Easter: Celebrating What We Don't Deserve
- Lori Borgman Crosswalk.com Contributor
- 2008 14 Mar
We are a people concerned with getting what we deserve.
We deserve child care, health care, good schools, good jobs, easy commutes and a comfortable retirement.
We deserve smoke-free air, a strong stock market, happiness in our marriages and children who always remember our birthdays.
Lobbying groups and professional organizations around the country exist solely for the purpose of seeing that we get what we deserve. Well, that and to line their pockets in the process.
When you listen closely, you hear the many things we deserve sprinkled throughout conversations: We deserve our money’s worth. We deserve to be treated respectfully. We deserve good customer service.
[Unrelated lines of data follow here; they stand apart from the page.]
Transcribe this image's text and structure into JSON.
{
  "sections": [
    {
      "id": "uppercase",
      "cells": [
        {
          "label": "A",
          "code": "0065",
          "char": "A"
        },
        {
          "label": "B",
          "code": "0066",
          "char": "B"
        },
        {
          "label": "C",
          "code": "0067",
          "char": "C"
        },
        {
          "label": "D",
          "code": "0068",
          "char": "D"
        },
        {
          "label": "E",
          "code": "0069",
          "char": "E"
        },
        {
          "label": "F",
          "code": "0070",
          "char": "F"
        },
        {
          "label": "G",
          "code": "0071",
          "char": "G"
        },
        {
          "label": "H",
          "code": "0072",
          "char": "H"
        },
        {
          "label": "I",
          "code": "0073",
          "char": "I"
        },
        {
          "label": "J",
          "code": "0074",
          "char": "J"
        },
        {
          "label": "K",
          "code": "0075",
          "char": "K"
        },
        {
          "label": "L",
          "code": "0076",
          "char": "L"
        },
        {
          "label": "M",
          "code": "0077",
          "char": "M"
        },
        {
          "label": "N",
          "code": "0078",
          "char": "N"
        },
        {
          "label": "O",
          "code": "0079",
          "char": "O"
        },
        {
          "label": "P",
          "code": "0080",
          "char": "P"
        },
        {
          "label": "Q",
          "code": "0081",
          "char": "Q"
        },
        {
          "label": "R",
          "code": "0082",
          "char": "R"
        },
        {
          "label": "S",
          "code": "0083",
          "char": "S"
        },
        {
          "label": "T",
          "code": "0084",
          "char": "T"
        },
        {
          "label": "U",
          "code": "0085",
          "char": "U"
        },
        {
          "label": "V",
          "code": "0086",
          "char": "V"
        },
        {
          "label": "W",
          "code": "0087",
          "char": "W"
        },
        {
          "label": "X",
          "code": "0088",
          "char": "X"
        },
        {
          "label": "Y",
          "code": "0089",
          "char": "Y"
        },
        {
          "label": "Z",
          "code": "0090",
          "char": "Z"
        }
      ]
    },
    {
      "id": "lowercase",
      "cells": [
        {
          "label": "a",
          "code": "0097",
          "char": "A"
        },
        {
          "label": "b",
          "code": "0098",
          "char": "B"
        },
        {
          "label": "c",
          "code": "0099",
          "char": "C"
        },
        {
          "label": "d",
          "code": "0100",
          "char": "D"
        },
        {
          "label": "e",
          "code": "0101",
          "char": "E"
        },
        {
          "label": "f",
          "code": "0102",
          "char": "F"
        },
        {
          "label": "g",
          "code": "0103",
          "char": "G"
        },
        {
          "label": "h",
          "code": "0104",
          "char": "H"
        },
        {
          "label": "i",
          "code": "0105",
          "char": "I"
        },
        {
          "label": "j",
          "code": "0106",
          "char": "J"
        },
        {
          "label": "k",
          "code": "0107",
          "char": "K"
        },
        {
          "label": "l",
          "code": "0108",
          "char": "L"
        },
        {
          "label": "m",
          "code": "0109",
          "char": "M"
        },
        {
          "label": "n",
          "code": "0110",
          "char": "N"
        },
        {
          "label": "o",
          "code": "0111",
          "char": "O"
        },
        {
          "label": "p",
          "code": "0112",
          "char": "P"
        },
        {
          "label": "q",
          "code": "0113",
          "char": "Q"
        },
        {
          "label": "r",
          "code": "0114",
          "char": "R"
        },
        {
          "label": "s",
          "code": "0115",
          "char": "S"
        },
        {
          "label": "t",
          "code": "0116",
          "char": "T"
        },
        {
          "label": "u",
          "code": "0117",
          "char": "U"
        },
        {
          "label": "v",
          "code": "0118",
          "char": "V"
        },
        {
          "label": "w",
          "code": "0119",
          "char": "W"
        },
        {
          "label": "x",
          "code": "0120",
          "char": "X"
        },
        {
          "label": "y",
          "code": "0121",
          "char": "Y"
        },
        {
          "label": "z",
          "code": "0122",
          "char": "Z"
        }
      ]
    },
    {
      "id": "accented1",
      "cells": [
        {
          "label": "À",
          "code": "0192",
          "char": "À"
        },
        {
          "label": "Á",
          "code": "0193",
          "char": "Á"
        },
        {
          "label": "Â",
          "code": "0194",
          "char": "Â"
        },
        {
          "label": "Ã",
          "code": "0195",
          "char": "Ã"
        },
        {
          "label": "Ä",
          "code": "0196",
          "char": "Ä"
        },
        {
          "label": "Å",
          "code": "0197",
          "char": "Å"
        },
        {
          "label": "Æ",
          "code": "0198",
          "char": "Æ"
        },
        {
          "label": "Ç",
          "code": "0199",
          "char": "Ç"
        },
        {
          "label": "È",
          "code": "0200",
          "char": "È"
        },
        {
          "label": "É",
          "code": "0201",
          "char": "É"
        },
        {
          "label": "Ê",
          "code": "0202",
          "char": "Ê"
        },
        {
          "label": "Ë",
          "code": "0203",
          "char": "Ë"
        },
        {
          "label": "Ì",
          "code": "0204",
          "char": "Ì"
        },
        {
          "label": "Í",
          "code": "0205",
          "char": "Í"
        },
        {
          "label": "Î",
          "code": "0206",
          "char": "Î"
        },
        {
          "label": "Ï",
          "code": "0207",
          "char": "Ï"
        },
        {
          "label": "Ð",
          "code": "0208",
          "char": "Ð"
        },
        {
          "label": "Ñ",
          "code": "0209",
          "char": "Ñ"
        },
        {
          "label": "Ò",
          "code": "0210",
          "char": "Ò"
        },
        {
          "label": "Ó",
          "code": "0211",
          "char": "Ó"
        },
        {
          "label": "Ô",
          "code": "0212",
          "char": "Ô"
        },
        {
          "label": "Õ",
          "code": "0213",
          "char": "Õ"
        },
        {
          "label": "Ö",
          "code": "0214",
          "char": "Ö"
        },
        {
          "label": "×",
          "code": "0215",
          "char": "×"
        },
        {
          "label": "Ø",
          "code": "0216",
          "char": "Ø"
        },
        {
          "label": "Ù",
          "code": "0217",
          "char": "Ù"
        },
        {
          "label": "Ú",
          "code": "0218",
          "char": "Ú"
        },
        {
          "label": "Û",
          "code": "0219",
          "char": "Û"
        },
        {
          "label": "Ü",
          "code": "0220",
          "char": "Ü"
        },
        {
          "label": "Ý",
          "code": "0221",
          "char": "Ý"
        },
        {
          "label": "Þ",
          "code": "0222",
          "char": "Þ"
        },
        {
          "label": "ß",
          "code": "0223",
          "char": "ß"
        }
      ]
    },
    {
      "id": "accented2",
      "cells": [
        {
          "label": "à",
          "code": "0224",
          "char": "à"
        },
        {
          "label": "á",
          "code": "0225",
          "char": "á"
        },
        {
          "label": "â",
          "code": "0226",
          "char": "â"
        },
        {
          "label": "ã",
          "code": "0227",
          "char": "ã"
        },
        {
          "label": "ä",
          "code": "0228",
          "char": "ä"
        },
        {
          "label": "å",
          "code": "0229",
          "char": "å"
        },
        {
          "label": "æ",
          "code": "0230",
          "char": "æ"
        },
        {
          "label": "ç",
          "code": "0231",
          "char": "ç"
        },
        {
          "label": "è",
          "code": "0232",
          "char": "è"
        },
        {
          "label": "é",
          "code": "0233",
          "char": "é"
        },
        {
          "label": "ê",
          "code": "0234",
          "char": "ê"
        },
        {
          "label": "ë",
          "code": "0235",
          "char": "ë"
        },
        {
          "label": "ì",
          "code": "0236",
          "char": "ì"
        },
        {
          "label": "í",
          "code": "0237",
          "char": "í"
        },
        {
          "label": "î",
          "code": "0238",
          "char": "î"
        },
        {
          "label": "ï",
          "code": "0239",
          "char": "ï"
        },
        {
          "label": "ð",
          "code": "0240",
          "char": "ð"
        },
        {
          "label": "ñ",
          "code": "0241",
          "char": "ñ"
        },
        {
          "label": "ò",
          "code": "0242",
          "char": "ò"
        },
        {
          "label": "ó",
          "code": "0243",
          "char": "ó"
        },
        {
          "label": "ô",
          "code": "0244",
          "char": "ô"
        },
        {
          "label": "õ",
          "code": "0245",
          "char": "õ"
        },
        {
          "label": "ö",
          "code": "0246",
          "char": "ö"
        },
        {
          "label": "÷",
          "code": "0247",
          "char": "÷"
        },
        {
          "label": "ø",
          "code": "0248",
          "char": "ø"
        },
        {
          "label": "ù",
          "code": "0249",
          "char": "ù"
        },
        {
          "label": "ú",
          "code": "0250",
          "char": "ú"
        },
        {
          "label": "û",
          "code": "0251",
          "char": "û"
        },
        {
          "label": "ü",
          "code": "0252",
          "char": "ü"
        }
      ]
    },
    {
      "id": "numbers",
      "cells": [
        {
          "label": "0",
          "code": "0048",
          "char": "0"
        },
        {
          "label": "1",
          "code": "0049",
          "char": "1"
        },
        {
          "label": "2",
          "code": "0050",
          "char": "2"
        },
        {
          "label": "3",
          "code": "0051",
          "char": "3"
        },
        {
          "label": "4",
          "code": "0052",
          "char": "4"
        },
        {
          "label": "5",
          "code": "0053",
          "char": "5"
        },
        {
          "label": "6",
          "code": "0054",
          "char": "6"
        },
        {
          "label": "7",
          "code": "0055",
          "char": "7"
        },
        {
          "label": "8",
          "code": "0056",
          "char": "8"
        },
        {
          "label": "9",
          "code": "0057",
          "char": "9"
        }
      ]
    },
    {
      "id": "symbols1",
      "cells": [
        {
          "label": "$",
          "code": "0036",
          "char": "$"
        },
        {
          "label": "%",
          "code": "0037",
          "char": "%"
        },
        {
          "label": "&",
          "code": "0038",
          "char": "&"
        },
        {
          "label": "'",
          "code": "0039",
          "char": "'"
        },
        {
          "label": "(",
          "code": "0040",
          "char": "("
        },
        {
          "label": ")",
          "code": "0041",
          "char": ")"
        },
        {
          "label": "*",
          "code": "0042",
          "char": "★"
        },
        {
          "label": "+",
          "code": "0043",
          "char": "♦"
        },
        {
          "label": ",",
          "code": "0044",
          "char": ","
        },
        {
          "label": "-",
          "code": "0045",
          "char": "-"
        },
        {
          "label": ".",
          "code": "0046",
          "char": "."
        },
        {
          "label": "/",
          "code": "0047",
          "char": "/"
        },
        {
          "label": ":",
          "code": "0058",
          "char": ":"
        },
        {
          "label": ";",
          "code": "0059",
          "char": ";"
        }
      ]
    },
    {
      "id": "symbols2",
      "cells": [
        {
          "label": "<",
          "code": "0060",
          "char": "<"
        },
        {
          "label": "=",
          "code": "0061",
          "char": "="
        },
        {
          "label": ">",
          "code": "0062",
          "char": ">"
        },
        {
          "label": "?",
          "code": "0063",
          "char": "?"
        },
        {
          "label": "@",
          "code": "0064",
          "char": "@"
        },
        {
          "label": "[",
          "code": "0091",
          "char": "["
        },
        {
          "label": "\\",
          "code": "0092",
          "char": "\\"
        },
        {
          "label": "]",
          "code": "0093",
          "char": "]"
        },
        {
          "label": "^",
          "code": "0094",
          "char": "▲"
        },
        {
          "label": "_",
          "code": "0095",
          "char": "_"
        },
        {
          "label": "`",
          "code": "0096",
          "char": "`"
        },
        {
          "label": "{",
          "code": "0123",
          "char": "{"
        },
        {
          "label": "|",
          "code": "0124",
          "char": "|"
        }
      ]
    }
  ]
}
With all that work at getting what we deserve, it’s no small wonder we also feel we deserve a vacation.
Kind-hearted as we are, we are not only concerned about getting what we deserve; we are concerned that others get what they deserve as well. Like the nutcase on the interstate blasting by at 90, zipping in and out of traffic, cutting off cars, tailgating. What a pleasure to see red and blue flashing lights and that Mr. Road Rage has been pulled over by an officer. He got what he deserved. Or as we like to say, he had it coming.
After a big awards show, or a sports tournament, we debate whether the winners deserved to win and whether the losers deserved to lose. We have a keen sense of deservedness.
Last week I deserved a mini-van. Ours is going to the body shop after being rear-ended. I told the claims agent that since one of their insured took our mini-van out, it seemed that we deserved a mini-van for a rental. She said, according to state law, all they were required to do was put us in a tuna fish can with wheels. Hmmpf.
We deserve the right to eat and not grow fat, the right to speak, the right to be heard and the right to have all of our questions promptly answered.
Recently, 12 American tourists on a B'nai B'rith trip to South America were killed when their bus fell down a mountainside. A reporter asked a rabbi if he questioned why God allowed such a bad thing to happen. The rabbi answered, I do not question God for the bad things that happen, just as I do not question God for the joyful things that happen. What a rare breed. A man who did not believe he deserved an answer.
It is no small irony that though we often live life pursuing what we may falsely or rightly believe we deserve, the holiest holiday on the Christian calendar celebrates not getting what we deserved.
We deserved something all right. Wrath. We richly deserved the penalty for sin, self-centeredness, arrogance, pride, greed, gluttony, hard hearts, mean spiritedness and all the rest. But, the thing is, we didn’t get it.
He took what I deserved, every lash, every hit, every piercing. He took what I had coming. He paid the price I deserved to pay, was crucified, dead and buried, and on the third day rose again.
They say a good way to distinguish between grace and mercy is to remember that grace is getting what you DIDN’T have coming, and mercy is NOT getting what you DID have coming.
Easter is the celebration of mercy.
The next time I open my mouth about something I deserve, may God freeze my speech mid-air and bring to mind the joy and thanksgiving of not getting that which I deserved the most of all.
Columnist and speaker Lori Borgman is the author of several books including Pass the Faith, Please (Waterbrook Press) and All Stressed Up and No Place to Go (Emmis Books). Comments may be sent to her at firstname.lastname@example.org.